Treating your skin to skin identical skincare like squalane oil is a quick way to get healthy, glowingly hydrated, soft, smooth skin. Replenishing ingredients which skin already makes is not only kind to your skin, it’s also highly effective.
Working with your skin is like running to the dewy skin finish line.
Working against your skin aka using non-skin identical ingredients is like sprinting to the start line. It’s hard work. You’re going against the flow and there’s likely to be some pain along the way.
Squalane Benefits for Your Skin
Squalane is an extremely helpful skin identical ingredient. It’s especially helpful in skincare because instead of needing to be absorbed into very deep layers of skin, it’s most effective in skin’s top layers. But don’t worry this doesn’t mean it will make your skin greasy – squalane oil is quickly absorbed.
Your skin naturally makes squalane. Of the oil your skin makes to help keep itself moisturised, hydrated, soft and smooth, up to 15% of its content is made up from squalane. Normal skin types have a perfect amount of this oil, however dry and oily skin types are off balanced.
As an ingredient found in skin’s own sebum, it is vital in keeping your skin healthily hydrated, softened, smoothed and supple. As you age your skin’s squalane levels decline and your skin can become dry and rough. Topping up your skin’s squalane reserves with a face treatment like our Explorer Blend Facial Oil helps correct these effects.
Where Does Squalane Come From?
When choosing the best squalane oil for your skin type, you might want to investigate where it comes from. The squalane oil we use in our Explorer Blend Facial Oil is 100% derived from olives. It’s natural, sustainable and ethical. Squalane oil used traditionally is made from shark’s liver. Be sure you’re using a squalane oil which is a fit for your skin and your conscience.
Squalane vs Rosehip Oil
Squalane oil has dependable benefits for your skin. Where other oils like Rosehip oil can go rancid quickly, oils like squalane don’t. The difference is this. Squalane oil is a saturated oil. An oil like Rosehip oil is an unsaturated oil. The fact Rosehip oil is unsaturated means it reacts with oxygen quickly. It can do this for the 6 months its opened and closed on your vanity and it can do this when it’s on your face.

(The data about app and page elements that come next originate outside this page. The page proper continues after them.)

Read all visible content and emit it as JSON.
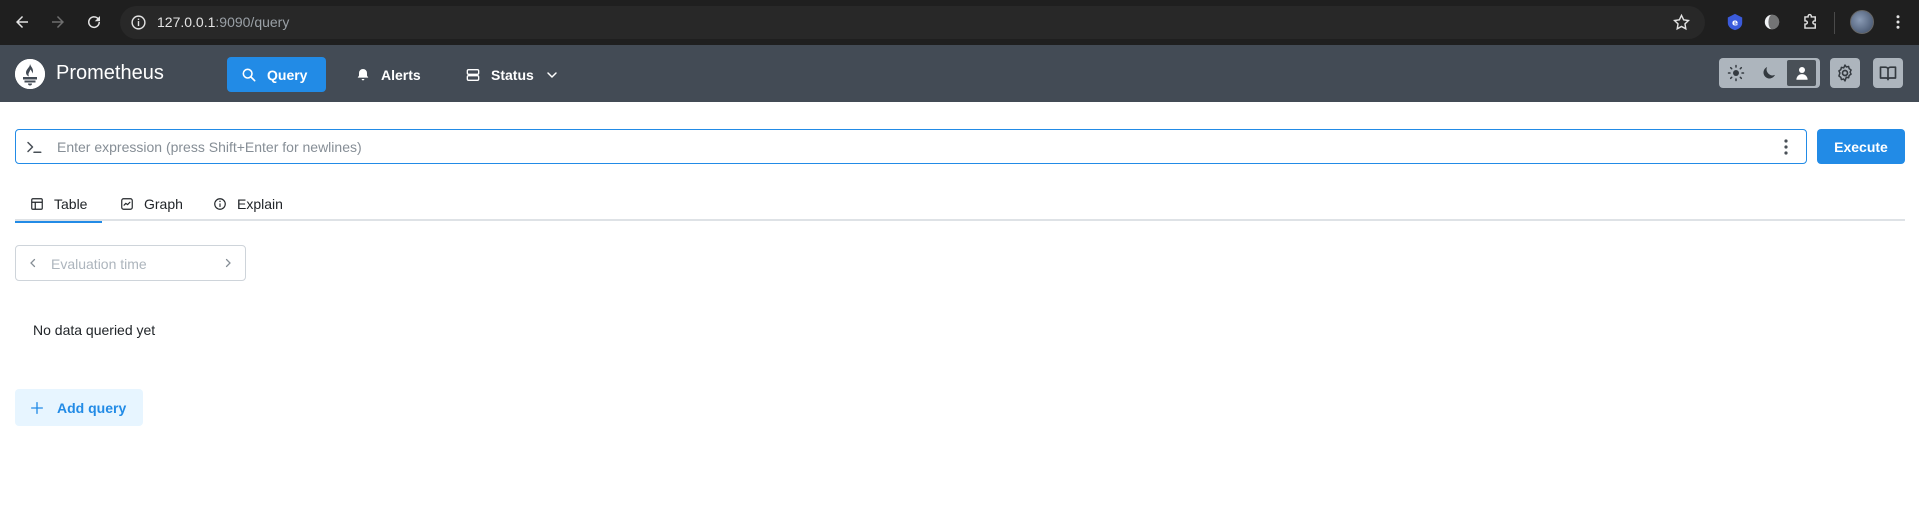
{
  "browser": {
    "url_host": "127.0.0.1",
    "url_rest": ":9090/query",
    "icons": [
      "back-arrow-icon",
      "forward-arrow-icon",
      "reload-icon",
      "site-info-icon",
      "bookmark-star-icon",
      "extension-e-icon",
      "extension-circle-icon",
      "extensions-puzzle-icon",
      "profile-avatar",
      "more-vertical-icon"
    ]
  },
  "header": {
    "brand": "Prometheus",
    "nav": [
      {
        "label": "Query",
        "icon": "search-icon",
        "active": true
      },
      {
        "label": "Alerts",
        "icon": "bell-icon"
      },
      {
        "label": "Status",
        "icon": "server-icon"
      }
    ],
    "theme_icons": [
      "sun-icon",
      "moon-icon",
      "user-icon"
    ],
    "right_icons": [
      "gear-icon",
      "book-icon"
    ]
  },
  "query": {
    "placeholder": "Enter expression (press Shift+Enter for newlines)",
    "execute_label": "Execute"
  },
  "tabs": [
    {
      "label": "Table",
      "icon": "table-icon",
      "active": true
    },
    {
      "label": "Graph",
      "icon": "graph-icon"
    },
    {
      "label": "Explain",
      "icon": "info-icon"
    }
  ],
  "eval_time": {
    "placeholder": "Evaluation time"
  },
  "status_text": "No data queried yet",
  "add_query_label": "Add query",
  "colors": {
    "accent": "#228be6",
    "header_bg": "#434b55",
    "browser_bg": "#1f1f1f"
  }
}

Oxidised, rancid oils do not have great benefits for your skin.
However where unsaturated oils lose, saturated oil win out. Squalane oil as a saturated oil is extremely stable. It lasts well in the bottle and on your skin. It even helps defend your skin against oxidative and ageing UV attacks.
Is Olive Squalane Comedogenic?
The myth that all oils cause spots and acne is an extremely common belief. However it’s definitely not true. Olive squalane is not a comedogenic oil i.e. it won’t cause you spots and acne. Comedogenicity is rated on a scale of 0 to 5 with 0 being 100% non-comedogenic and 5 being extremely comedogenic. Squalane oil ranks a 1.
Are you currently using squalane oil in your skincare routine? Do you have more questions? Come chat to us in the comments below…